Fred Smilde

Born 1968, USA
Lives in: Attleboro, MA USA
Media: Painting
Describe your art in 2 words: Figurative abstraction

The Sword is Broken - Oil on stretched canvas 36 x 24 in.

"Though many of my paintings may appear abstract, I do not consider myself an abstract painter as many, if not all, my paintings are rooted in the human figure. Primarily I just try to organize space in an interesting way with the hope that in the end can get some decent and meaningful pictures."

What themes does your work involve?
Cannot say I concern myself with "themes" in the traditional sense- but would have to say the Human Figure and if how space can organized can be considered a theme then would include that as well.
Describe your creative process.
A somewhat difficult question to answer in a direct concrete way, at least for me. The simple truth is that I just work on something until I get to a point where I can live it. Most of the time I go through a lot of colors and very often the canvas goes through many transformations until my eye latches onto something that I feel I can work with and then you kind of start all over again.
What influences your work? What inspires you? Why do you make art?
De Kooning has always been a big influence and as far as myself I guess in a nutshell, just need to do something, space provides endless possibilities.
What is good art? What makes a piece of art great?
For me consistency in language (whatever that language may be) is important and a sort of unobservable tightness to the construction. It is important to note that when I say tightness I do not mean rigidity. I guess a sense of inevitability in how a piece is put together.
What is the role of the artist today?
I think "art" allows us to be human, if any role, guess to bring us back to humanity.
Do Not Forget to Pass the Puck - Oil on stretched canvas 36 x 30 in.
Lost in the Tide - Oil on stretched canvas 48 x 30 in.
That is a Terrible Title - Oil on stretched canvas 30 x 24 in.
The Scent of Lavender - Oil on stretched canvas 30 x 24 in.

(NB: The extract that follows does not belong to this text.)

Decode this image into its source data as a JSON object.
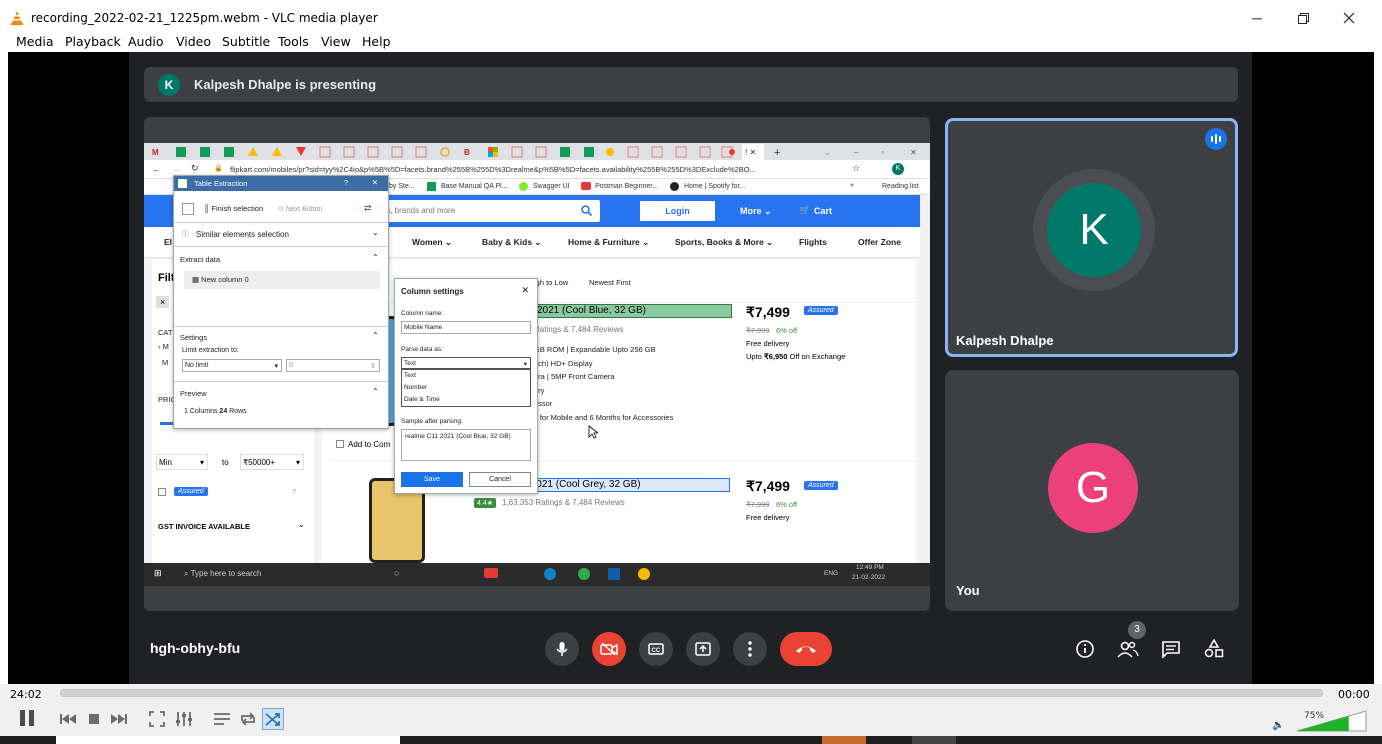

This interview was published by Circle Foundation of the Arts. © CFA Press ∙ Images are courtesy of the artist